DIRECTIONS FOR THIS TASK: Nothing but the lines holding the string "username" should appear in the answer. Copy them from the entries.

RECORDS PROVIDED:
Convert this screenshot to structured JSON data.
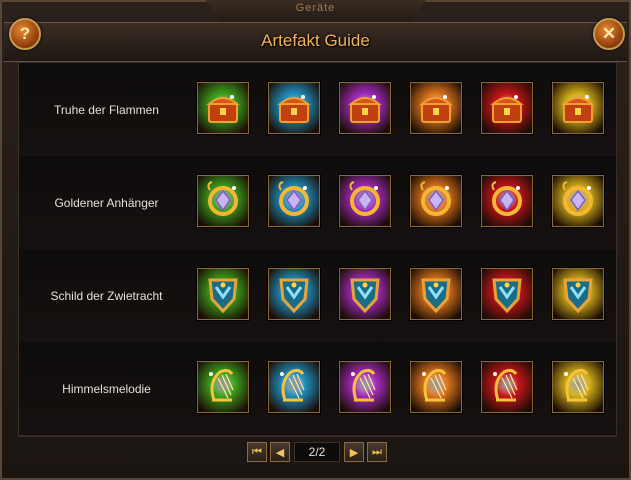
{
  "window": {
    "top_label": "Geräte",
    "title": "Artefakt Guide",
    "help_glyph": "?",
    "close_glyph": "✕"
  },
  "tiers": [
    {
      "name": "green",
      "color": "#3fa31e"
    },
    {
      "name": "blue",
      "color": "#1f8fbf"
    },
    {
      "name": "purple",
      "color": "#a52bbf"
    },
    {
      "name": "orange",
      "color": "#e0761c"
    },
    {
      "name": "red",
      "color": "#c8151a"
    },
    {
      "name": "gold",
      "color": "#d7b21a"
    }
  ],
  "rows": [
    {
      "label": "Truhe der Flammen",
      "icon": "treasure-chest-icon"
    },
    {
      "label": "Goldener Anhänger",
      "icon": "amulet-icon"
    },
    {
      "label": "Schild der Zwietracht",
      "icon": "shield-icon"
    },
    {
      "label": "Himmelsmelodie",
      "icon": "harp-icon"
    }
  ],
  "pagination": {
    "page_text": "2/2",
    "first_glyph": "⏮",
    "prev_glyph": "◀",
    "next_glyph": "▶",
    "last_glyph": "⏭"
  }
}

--

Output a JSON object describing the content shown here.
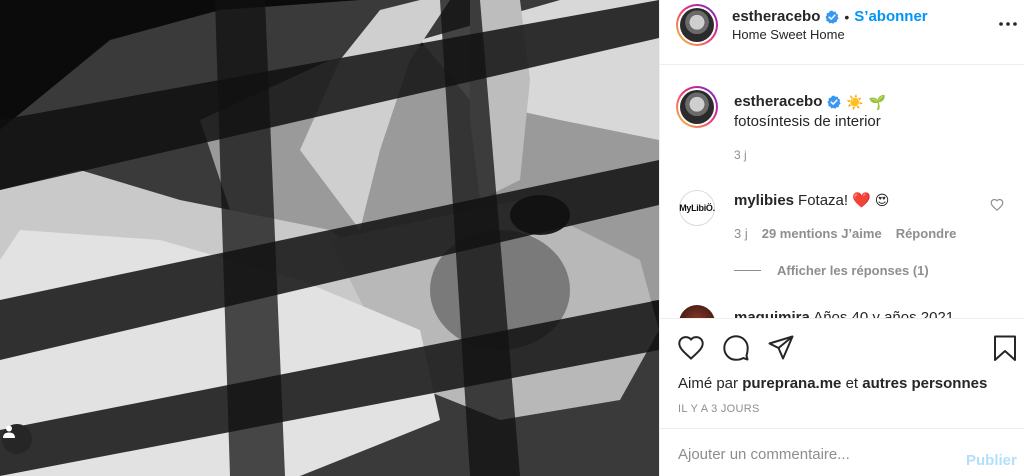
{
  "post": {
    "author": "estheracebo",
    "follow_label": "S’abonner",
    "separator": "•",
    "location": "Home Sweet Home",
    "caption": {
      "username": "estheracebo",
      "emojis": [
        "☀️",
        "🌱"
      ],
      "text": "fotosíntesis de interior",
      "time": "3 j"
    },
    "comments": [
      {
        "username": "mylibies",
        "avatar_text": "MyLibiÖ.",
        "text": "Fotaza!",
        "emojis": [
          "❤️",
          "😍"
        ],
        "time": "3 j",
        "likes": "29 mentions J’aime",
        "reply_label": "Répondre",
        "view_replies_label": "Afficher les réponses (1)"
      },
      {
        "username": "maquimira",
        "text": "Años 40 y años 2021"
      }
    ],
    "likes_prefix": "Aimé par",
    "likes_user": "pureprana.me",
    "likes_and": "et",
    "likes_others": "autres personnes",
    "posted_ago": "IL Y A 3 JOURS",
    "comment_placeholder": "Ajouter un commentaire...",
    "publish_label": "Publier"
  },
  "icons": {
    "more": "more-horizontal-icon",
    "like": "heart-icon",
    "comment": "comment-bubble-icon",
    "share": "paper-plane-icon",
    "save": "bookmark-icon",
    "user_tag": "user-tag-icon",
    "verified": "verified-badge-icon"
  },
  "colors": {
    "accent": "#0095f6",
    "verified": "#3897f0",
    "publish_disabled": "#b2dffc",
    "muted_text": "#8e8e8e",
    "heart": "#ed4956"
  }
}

WRITTEN REPLY:
      "username": "estheracebo",
        "username": "mylibies",
        "username": "maquimira",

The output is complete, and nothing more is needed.